So the book I'm reading --- actually, that I've finished reading, as it's quite short and not dense --- is about snark, with the thesis that it's toxic and festering in places like the awful comment thread that grows on everything the Internet has. Denby isn't able to exactly define snark. He notes some of its operational properties, such as a nihilistic glee in attacking everything regardless of an objective. (Roger Ebert in a similarly themed essay noted one liveblogger, snarking on the Oscar ceremonies, had declared at the opening that the ceremonies were ``already too gay'', and Ebert reasonably wondered what kind of program the blogger would regard as ``not gay enough''.) it frustrates the essay to not be able to say clearly what snark is, and Denby admits that clever and funny enough snarking becomes wit. If snark is just failed wit then we can easily say it's got to be avoided; who wants to support failed humor? But saying that snark is just the comedy that fails doesn't seem like a useful definition.

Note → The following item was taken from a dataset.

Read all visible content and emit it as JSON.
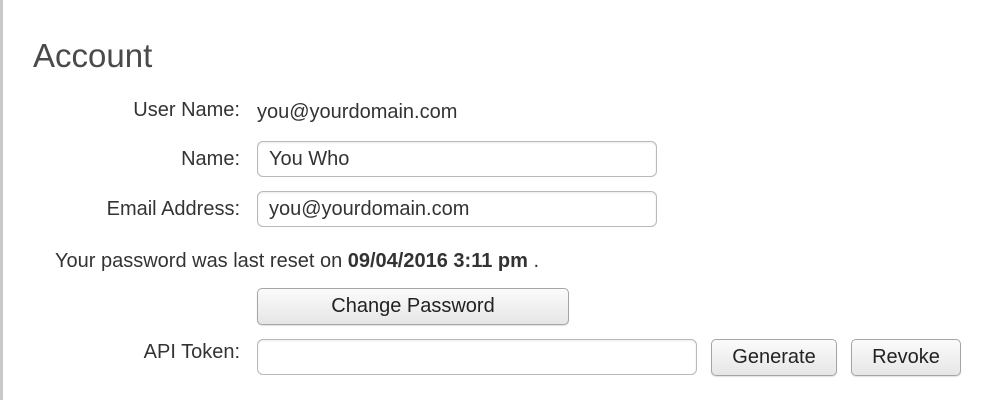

But pointing out the corrosive aspects of snark does get at me harder than maybe is appropriate; I do a number of things, particularly writing Mystery Science Theater 3000 fan fiction and commenting on the daily comics, that I do think of as snarking on them. But I don't think that I'm making life worse, really. I do make fun of, for example, Spider-Man's astounding desire to wander back and forth between abandoning Aunt May outside the hospital and Mary Jane in her apartment rather than doing anything about the blackout Electro has set up, but I do have a particular thing I want to see from it: I'll accept Spider-Man, or Mark Trail, or whoever as heroes in their quirky and not-quite-realistic worlds but I want to see them doing the heroic things they're supposed to be respectable for.
Yet it is nagging at me. I'd like to have a stronger answer for what I do than that ``I'm pretty sure I'm being funny'' and that I'll admit ``so help me, I laughed at Ziggy today'' when it does happen.
Trivia: The day after Pons and Fleischmann's 23 March 1989 press conference announcing their discovery of cold fusion Utah Governor Norman Bangerter announced he would call the state legislature into special session to appropriate $5 million for cold fusion research. Source: Sun In A Bottle, Charles Seife.
Currently Reading: Snark: It's Mean, It's Personal, and It's Ruining Our Conversation, David Denby.